┌─ Extracted data

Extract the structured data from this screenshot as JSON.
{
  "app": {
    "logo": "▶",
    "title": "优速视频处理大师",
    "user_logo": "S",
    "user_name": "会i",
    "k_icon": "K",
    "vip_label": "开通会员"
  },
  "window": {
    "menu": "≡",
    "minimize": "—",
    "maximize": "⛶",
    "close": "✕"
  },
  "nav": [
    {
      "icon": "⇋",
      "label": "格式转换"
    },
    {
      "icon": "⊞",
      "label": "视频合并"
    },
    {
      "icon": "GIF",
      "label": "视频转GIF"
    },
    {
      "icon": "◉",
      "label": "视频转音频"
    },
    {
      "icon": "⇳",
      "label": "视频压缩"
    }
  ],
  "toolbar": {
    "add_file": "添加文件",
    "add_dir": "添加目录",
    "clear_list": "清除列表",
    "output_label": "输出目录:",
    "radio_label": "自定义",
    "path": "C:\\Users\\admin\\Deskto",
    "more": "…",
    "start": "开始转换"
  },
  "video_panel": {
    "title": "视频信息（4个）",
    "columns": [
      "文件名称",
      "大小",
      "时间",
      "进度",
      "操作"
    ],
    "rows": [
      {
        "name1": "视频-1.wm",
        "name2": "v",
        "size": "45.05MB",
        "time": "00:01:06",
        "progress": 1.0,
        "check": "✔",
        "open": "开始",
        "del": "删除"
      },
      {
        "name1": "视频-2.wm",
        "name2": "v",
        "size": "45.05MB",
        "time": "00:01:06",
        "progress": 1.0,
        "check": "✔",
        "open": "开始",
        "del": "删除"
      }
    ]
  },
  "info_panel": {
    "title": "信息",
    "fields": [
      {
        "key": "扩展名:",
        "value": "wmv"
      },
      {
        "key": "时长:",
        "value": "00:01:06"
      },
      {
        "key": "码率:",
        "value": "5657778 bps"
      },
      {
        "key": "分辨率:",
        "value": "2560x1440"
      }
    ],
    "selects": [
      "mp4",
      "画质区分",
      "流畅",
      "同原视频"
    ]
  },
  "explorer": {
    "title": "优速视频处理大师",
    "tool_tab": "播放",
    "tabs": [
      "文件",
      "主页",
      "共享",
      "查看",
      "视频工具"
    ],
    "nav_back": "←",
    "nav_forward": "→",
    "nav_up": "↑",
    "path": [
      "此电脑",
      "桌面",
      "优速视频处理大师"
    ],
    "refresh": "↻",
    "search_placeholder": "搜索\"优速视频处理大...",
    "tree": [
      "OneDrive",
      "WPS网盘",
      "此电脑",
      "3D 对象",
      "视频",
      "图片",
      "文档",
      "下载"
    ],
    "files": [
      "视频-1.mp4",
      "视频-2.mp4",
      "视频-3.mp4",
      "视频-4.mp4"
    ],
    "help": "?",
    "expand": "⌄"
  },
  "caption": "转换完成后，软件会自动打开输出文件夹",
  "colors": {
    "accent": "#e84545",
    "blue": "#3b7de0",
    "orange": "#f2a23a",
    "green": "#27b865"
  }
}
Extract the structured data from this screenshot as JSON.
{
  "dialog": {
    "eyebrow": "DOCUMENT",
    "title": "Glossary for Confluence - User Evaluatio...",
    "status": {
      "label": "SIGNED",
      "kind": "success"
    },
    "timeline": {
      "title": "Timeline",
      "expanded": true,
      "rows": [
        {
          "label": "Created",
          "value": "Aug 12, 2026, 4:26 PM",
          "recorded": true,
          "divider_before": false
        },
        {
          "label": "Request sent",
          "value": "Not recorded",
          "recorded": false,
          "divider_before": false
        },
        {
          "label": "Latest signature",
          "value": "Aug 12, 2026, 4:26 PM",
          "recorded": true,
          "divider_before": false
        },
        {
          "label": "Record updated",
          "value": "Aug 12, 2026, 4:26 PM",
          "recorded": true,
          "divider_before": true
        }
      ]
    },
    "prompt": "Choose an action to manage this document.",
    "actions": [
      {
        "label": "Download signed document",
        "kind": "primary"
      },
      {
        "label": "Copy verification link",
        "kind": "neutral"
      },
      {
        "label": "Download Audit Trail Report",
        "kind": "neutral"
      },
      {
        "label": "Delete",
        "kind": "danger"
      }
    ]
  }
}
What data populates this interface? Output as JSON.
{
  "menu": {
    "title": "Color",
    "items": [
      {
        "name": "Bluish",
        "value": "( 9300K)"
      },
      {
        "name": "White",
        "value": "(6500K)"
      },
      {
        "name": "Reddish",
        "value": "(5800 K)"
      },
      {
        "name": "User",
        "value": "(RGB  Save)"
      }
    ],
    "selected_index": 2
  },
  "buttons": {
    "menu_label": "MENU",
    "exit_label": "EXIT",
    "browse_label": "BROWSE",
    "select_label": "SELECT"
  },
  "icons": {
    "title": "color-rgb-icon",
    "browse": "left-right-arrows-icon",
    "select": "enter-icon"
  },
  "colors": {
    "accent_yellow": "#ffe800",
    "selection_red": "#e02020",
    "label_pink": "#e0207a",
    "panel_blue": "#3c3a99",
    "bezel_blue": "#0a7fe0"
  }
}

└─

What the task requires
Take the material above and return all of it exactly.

Task answer
Extract the structured data from this screenshot as JSON.
{
  "app": {
    "logo": "▶",
    "title": "优速视频处理大师",
    "user_logo": "S",
    "user_name": "会i",
    "k_icon": "K",
    "vip_label": "开通会员"
  },
  "window": {
    "menu": "≡",
    "minimize": "—",
    "maximize": "⛶",
    "close": "✕"
  },
  "nav": [
    {
      "icon": "⇋",
      "label": "格式转换"
    },
    {
      "icon": "⊞",
      "label": "视频合并"
    },
    {
      "icon": "GIF",
      "label": "视频转GIF"
    },
    {
      "icon": "◉",
      "label": "视频转音频"
    },
    {
      "icon": "⇳",
      "label": "视频压缩"
    }
  ],
  "toolbar": {
    "add_file": "添加文件",
    "add_dir": "添加目录",
    "clear_list": "清除列表",
    "output_label": "输出目录:",
    "radio_label": "自定义",
    "path": "C:\\Users\\admin\\Deskto",
    "more": "…",
    "start": "开始转换"
  },
  "video_panel": {
    "title": "视频信息（4个）",
    "columns": [
      "文件名称",
      "大小",
      "时间",
      "进度",
      "操作"
    ],
    "rows": [
      {
        "name1": "视频-1.wm",
        "name2": "v",
        "size": "45.05MB",
        "time": "00:01:06",
        "progress": 1.0,
        "check": "✔",
        "open": "开始",
        "del": "删除"
      },
      {
        "name1": "视频-2.wm",
        "name2": "v",
        "size": "45.05MB",
        "time": "00:01:06",
        "progress": 1.0,
        "check": "✔",
        "open": "开始",
        "del": "删除"
      }
    ]
  },
  "info_panel": {
    "title": "信息",
    "fields": [
      {
        "key": "扩展名:",
        "value": "wmv"
      },
      {
        "key": "时长:",
        "value": "00:01:06"
      },
      {
        "key": "码率:",
        "value": "5657778 bps"
      },
      {
        "key": "分辨率:",
        "value": "2560x1440"
      }
    ],
    "selects": [
      "mp4",
      "画质区分",
      "流畅",
      "同原视频"
    ]
  },
  "explorer": {
    "title": "优速视频处理大师",
    "tool_tab": "播放",
    "tabs": [
      "文件",
      "主页",
      "共享",
      "查看",
      "视频工具"
    ],
    "nav_back": "←",
    "nav_forward": "→",
    "nav_up": "↑",
    "path": [
      "此电脑",
      "桌面",
      "优速视频处理大师"
    ],
    "refresh": "↻",
    "search_placeholder": "搜索\"优速视频处理大...",
    "tree": [
      "OneDrive",
      "WPS网盘",
      "此电脑",
      "3D 对象",
      "视频",
      "图片",
      "文档",
      "下载"
    ],
    "files": [
      "视频-1.mp4",
      "视频-2.mp4",
      "视频-3.mp4",
      "视频-4.mp4"
    ],
    "help": "?",
    "expand": "⌄"
  },
  "caption": "转换完成后，软件会自动打开输出文件夹",
  "colors": {
    "accent": "#e84545",
    "blue": "#3b7de0",
    "orange": "#f2a23a",
    "green": "#27b865"
  }
}
Extract the structured data from this screenshot as JSON.
{
  "dialog": {
    "eyebrow": "DOCUMENT",
    "title": "Glossary for Confluence - User Evaluatio...",
    "status": {
      "label": "SIGNED",
      "kind": "success"
    },
    "timeline": {
      "title": "Timeline",
      "expanded": true,
      "rows": [
        {
          "label": "Created",
          "value": "Aug 12, 2026, 4:26 PM",
          "recorded": true,
          "divider_before": false
        },
        {
          "label": "Request sent",
          "value": "Not recorded",
          "recorded": false,
          "divider_before": false
        },
        {
          "label": "Latest signature",
          "value": "Aug 12, 2026, 4:26 PM",
          "recorded": true,
          "divider_before": false
        },
        {
          "label": "Record updated",
          "value": "Aug 12, 2026, 4:26 PM",
          "recorded": true,
          "divider_before": true
        }
      ]
    },
    "prompt": "Choose an action to manage this document.",
    "actions": [
      {
        "label": "Download signed document",
        "kind": "primary"
      },
      {
        "label": "Copy verification link",
        "kind": "neutral"
      },
      {
        "label": "Download Audit Trail Report",
        "kind": "neutral"
      },
      {
        "label": "Delete",
        "kind": "danger"
      }
    ]
  }
}
What data populates this interface? Output as JSON.
{
  "menu": {
    "title": "Color",
    "items": [
      {
        "name": "Bluish",
        "value": "( 9300K)"
      },
      {
        "name": "White",
        "value": "(6500K)"
      },
      {
        "name": "Reddish",
        "value": "(5800 K)"
      },
      {
        "name": "User",
        "value": "(RGB  Save)"
      }
    ],
    "selected_index": 2
  },
  "buttons": {
    "menu_label": "MENU",
    "exit_label": "EXIT",
    "browse_label": "BROWSE",
    "select_label": "SELECT"
  },
  "icons": {
    "title": "color-rgb-icon",
    "browse": "left-right-arrows-icon",
    "select": "enter-icon"
  },
  "colors": {
    "accent_yellow": "#ffe800",
    "selection_red": "#e02020",
    "label_pink": "#e0207a",
    "panel_blue": "#3c3a99",
    "bezel_blue": "#0a7fe0"
  }
}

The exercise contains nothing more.